but important. Many modalities,
including varied types of energy
work, require you to position your
knees under the table while seated.
If you practice one of these modalities
or like the idea of enjoying that
capability, then you will want to ask
for Reiki endplates. These are the
support beams on the ends of the
tables and can be built to allow easy
access for your legs. If your planned
modality will not require you to
work in a seated position, you will
do well with standard endplates that
cross the lower portion of the table.
I have no idea what color to choose! So many choices!
Individual tastes vary, but ultimately
there are a few colors that
have been proven to be tried and
true favorites: teal, agate, black,
burgundy, green, tan and purple.
But even though these are the
most commonly stocked and readily
available does not mean they
are the only options. In fact, there
are so many colors on the market
the choices are virtually endless.
Ultimately, your table rarely will
be seen by anyone, given you have
properly layered it with a body
warmer, fleece pad, fitted sheet,
top sheet and blanket. Perhaps
you will leave your table stationary
for the most part and have décor
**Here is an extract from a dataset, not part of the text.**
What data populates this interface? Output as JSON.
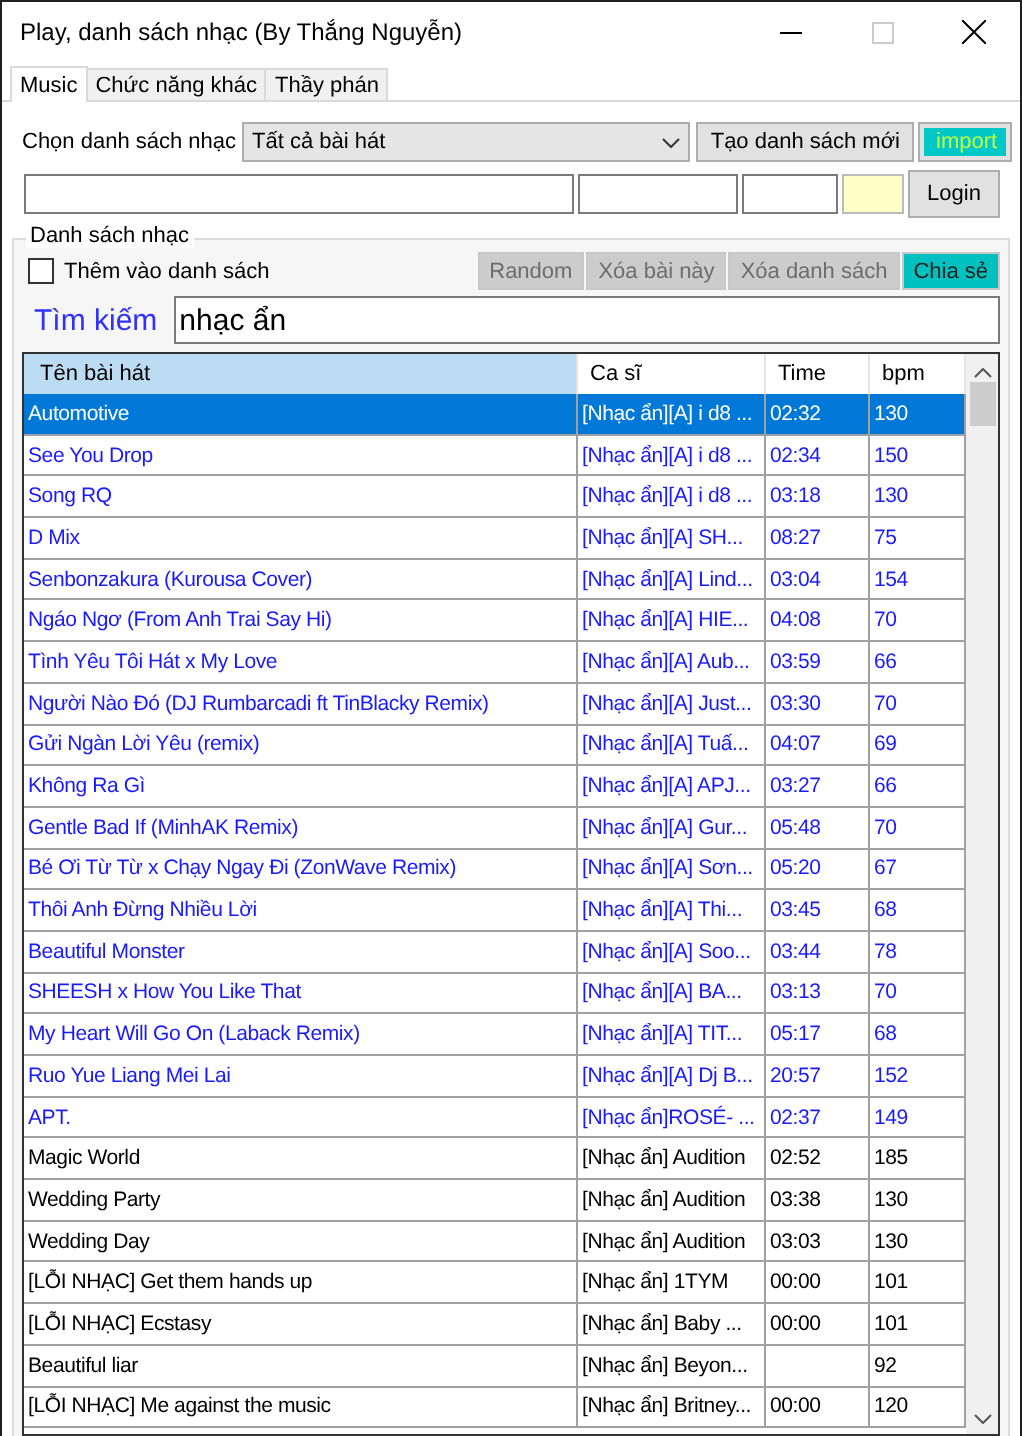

to consider, or you may want to be
bold and make a personal statement.
In either case, manufacturers have
a wide array of colors to suit your
needs. Some colors may require
special ordering and may take a bit
longer to ship. So just have fun, and
do what makes YOU feel good!
I have seen tables at discount/ wholesale clubs with a great price.
They look OK, so why should I continue to look?
Have you ever heard that beauty
is only skin deep? It can be especially
true of discount or bargain store
tables. Here are a few things to consider
when you are comparing tables.
WOOD: You should look for
well-made construction of hardwoods
such as oak, birch, bamboo or
maple. Avoid soft woods your fingernail
can sink into. Soft wood means
low weight support, and can result in
table warping and bowed legs.
HINGES: Additionally, you
should pay attention to the hinges
used to join the two halves of your
table. A full-length hinge is best
in avoiding table torque and twist.
The center of your table is its
weakest point. You should be sure
the hinges are built to withstand
weight and repeated usage.
FOAM DENSITY: “Discount”
tables often have a 2” – 2.5” single
layer of foam or less. This will not
withstand repeated usage on a
professional level. These are better
suited for the consumer who is
looking for a table for home use.
For better comfort over the life
span of your table, I recommend
tables with double- or triple-layered
2.5” foam systems or higher.
Most professional-grade tables have
a multi-layered 2.5” – 3” or higher
foam system, built to withstand the
needs of the professional user. Multiple
layers of foam in varied densities
help to prevent the client from
eventually “bottoming out” on the
platform of the table. The singlelayer,
single-density foams have a
distinct habit of wearing out and
breaking down with repeated use.
NOISE REDUCTION: After
time, some discount membership
club tables can begin to squeak and
creak, leaving the client uncomfortable
and concerned about the
table integrity and ability to support
their weight. Tables built with
the professional in mind will have
squeak-resistant legs and joints,
built to withstand continuous use.
Some Basic Maintenance Tips to Extend the Life of Your Table
Just as with your car, truck,
lawnmower, or any other equipment
you depend on, your table requires
maintenance. I suggest going over
your table once a month to make
sure the wheel knobs are securely
tightened. Check your table legs to
inspect for any fractures or cracks
that may have developed. If you
have screws or bolts, check them
to make certain they are tight and
secure. If you take the time to make
sure your table is performing up to
par, you will lessen the likelihood of
mishaps and table failures.
There are many manufacturers
and retailers that provide professional
products. Most have very informative
Web sites you can peruse
and see images of the tables before
you buy. Do your research online
and make the comparisons. You are
now armed with a bit of knowledge
that should make choosing the
right table much easier.
Angie Patrick is Director of Massage
Business Development and Corporate Sales
for Massage Warehouse, Scrip Companies
and the creator of the philanthropic project,
SANCTUARY. She can be reached at